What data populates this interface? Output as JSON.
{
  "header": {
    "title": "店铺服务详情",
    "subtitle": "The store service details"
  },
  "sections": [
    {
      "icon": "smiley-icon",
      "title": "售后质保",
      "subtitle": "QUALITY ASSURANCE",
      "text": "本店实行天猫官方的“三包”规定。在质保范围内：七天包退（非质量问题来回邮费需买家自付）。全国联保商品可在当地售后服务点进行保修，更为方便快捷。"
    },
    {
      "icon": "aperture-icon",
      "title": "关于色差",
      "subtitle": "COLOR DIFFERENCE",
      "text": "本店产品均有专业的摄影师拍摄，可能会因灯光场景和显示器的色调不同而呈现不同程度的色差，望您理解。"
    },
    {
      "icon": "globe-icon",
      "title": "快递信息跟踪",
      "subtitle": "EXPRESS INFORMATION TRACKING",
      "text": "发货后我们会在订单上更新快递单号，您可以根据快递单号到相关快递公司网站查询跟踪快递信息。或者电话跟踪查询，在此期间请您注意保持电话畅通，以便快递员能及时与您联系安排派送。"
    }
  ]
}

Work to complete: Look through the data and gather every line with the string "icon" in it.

Solution for this problem:
      "icon": "smiley-icon",
      "icon": "aperture-icon",
      "icon": "globe-icon",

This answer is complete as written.